=== Section Start ===

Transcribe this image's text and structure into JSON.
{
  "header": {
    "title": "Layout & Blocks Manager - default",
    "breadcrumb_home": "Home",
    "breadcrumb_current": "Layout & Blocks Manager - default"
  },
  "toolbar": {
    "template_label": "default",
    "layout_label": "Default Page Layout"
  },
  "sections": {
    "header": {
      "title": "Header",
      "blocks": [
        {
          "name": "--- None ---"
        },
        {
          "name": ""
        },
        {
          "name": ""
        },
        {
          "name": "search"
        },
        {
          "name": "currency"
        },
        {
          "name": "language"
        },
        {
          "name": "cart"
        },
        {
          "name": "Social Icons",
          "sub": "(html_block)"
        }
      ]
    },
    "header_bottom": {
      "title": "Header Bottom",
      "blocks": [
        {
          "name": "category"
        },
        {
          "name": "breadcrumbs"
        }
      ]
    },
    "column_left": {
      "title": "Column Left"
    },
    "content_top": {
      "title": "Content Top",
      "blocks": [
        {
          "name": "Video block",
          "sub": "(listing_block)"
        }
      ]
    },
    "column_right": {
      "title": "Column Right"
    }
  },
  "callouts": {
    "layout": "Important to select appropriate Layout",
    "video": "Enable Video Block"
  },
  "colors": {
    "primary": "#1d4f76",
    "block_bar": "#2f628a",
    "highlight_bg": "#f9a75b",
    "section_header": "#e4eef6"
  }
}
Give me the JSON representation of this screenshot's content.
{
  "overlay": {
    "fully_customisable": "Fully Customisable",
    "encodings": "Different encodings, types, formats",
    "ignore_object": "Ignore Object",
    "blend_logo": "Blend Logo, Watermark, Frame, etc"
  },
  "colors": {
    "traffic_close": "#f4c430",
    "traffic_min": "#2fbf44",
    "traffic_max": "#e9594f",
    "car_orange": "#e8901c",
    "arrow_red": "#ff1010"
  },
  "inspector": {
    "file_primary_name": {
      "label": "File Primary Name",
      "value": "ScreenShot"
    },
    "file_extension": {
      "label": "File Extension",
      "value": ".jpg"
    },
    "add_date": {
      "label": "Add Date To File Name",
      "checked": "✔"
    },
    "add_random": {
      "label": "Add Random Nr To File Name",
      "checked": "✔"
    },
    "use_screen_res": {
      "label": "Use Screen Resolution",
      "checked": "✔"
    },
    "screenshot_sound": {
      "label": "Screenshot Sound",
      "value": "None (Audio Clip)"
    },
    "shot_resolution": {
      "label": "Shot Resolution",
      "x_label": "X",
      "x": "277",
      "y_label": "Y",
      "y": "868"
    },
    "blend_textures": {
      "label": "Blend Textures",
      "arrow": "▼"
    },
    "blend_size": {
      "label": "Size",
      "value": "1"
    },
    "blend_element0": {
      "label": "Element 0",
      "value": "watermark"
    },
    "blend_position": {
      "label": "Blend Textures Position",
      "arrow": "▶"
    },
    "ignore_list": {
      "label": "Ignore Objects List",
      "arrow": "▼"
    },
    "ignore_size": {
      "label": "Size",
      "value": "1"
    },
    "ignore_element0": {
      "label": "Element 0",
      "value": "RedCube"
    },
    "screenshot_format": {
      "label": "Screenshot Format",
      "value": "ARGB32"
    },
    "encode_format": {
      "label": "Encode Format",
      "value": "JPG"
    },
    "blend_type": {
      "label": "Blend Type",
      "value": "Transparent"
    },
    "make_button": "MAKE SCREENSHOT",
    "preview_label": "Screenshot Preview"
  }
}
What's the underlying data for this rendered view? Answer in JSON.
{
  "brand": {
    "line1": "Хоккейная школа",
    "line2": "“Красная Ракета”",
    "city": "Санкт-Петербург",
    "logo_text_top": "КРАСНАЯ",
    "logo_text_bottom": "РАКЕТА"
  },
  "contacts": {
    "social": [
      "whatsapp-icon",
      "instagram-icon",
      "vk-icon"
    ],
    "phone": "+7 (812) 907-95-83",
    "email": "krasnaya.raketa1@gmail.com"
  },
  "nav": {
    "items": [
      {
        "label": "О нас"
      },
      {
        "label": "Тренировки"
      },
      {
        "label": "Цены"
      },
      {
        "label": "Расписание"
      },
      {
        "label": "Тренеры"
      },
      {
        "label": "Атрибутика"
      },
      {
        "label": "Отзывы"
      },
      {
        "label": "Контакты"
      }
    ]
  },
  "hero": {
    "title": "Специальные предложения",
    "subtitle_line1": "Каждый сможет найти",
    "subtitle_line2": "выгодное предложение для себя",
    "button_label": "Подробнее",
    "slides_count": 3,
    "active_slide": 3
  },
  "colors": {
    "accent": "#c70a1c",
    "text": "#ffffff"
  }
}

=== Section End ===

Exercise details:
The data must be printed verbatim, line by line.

Response:
Transcribe this image's text and structure into JSON.
{
  "header": {
    "title": "Layout & Blocks Manager - default",
    "breadcrumb_home": "Home",
    "breadcrumb_current": "Layout & Blocks Manager - default"
  },
  "toolbar": {
    "template_label": "default",
    "layout_label": "Default Page Layout"
  },
  "sections": {
    "header": {
      "title": "Header",
      "blocks": [
        {
          "name": "--- None ---"
        },
        {
          "name": ""
        },
        {
          "name": ""
        },
        {
          "name": "search"
        },
        {
          "name": "currency"
        },
        {
          "name": "language"
        },
        {
          "name": "cart"
        },
        {
          "name": "Social Icons",
          "sub": "(html_block)"
        }
      ]
    },
    "header_bottom": {
      "title": "Header Bottom",
      "blocks": [
        {
          "name": "category"
        },
        {
          "name": "breadcrumbs"
        }
      ]
    },
    "column_left": {
      "title": "Column Left"
    },
    "content_top": {
      "title": "Content Top",
      "blocks": [
        {
          "name": "Video block",
          "sub": "(listing_block)"
        }
      ]
    },
    "column_right": {
      "title": "Column Right"
    }
  },
  "callouts": {
    "layout": "Important to select appropriate Layout",
    "video": "Enable Video Block"
  },
  "colors": {
    "primary": "#1d4f76",
    "block_bar": "#2f628a",
    "highlight_bg": "#f9a75b",
    "section_header": "#e4eef6"
  }
}
Give me the JSON representation of this screenshot's content.
{
  "overlay": {
    "fully_customisable": "Fully Customisable",
    "encodings": "Different encodings, types, formats",
    "ignore_object": "Ignore Object",
    "blend_logo": "Blend Logo, Watermark, Frame, etc"
  },
  "colors": {
    "traffic_close": "#f4c430",
    "traffic_min": "#2fbf44",
    "traffic_max": "#e9594f",
    "car_orange": "#e8901c",
    "arrow_red": "#ff1010"
  },
  "inspector": {
    "file_primary_name": {
      "label": "File Primary Name",
      "value": "ScreenShot"
    },
    "file_extension": {
      "label": "File Extension",
      "value": ".jpg"
    },
    "add_date": {
      "label": "Add Date To File Name",
      "checked": "✔"
    },
    "add_random": {
      "label": "Add Random Nr To File Name",
      "checked": "✔"
    },
    "use_screen_res": {
      "label": "Use Screen Resolution",
      "checked": "✔"
    },
    "screenshot_sound": {
      "label": "Screenshot Sound",
      "value": "None (Audio Clip)"
    },
    "shot_resolution": {
      "label": "Shot Resolution",
      "x_label": "X",
      "x": "277",
      "y_label": "Y",
      "y": "868"
    },
    "blend_textures": {
      "label": "Blend Textures",
      "arrow": "▼"
    },
    "blend_size": {
      "label": "Size",
      "value": "1"
    },
    "blend_element0": {
      "label": "Element 0",
      "value": "watermark"
    },
    "blend_position": {
      "label": "Blend Textures Position",
      "arrow": "▶"
    },
    "ignore_list": {
      "label": "Ignore Objects List",
      "arrow": "▼"
    },
    "ignore_size": {
      "label": "Size",
      "value": "1"
    },
    "ignore_element0": {
      "label": "Element 0",
      "value": "RedCube"
    },
    "screenshot_format": {
      "label": "Screenshot Format",
      "value": "ARGB32"
    },
    "encode_format": {
      "label": "Encode Format",
      "value": "JPG"
    },
    "blend_type": {
      "label": "Blend Type",
      "value": "Transparent"
    },
    "make_button": "MAKE SCREENSHOT",
    "preview_label": "Screenshot Preview"
  }
}
What's the underlying data for this rendered view? Answer in JSON.
{
  "brand": {
    "line1": "Хоккейная школа",
    "line2": "“Красная Ракета”",
    "city": "Санкт-Петербург",
    "logo_text_top": "КРАСНАЯ",
    "logo_text_bottom": "РАКЕТА"
  },
  "contacts": {
    "social": [
      "whatsapp-icon",
      "instagram-icon",
      "vk-icon"
    ],
    "phone": "+7 (812) 907-95-83",
    "email": "krasnaya.raketa1@gmail.com"
  },
  "nav": {
    "items": [
      {
        "label": "О нас"
      },
      {
        "label": "Тренировки"
      },
      {
        "label": "Цены"
      },
      {
        "label": "Расписание"
      },
      {
        "label": "Тренеры"
      },
      {
        "label": "Атрибутика"
      },
      {
        "label": "Отзывы"
      },
      {
        "label": "Контакты"
      }
    ]
  },
  "hero": {
    "title": "Специальные предложения",
    "subtitle_line1": "Каждый сможет найти",
    "subtitle_line2": "выгодное предложение для себя",
    "button_label": "Подробнее",
    "slides_count": 3,
    "active_slide": 3
  },
  "colors": {
    "accent": "#c70a1c",
    "text": "#ffffff"
  }
}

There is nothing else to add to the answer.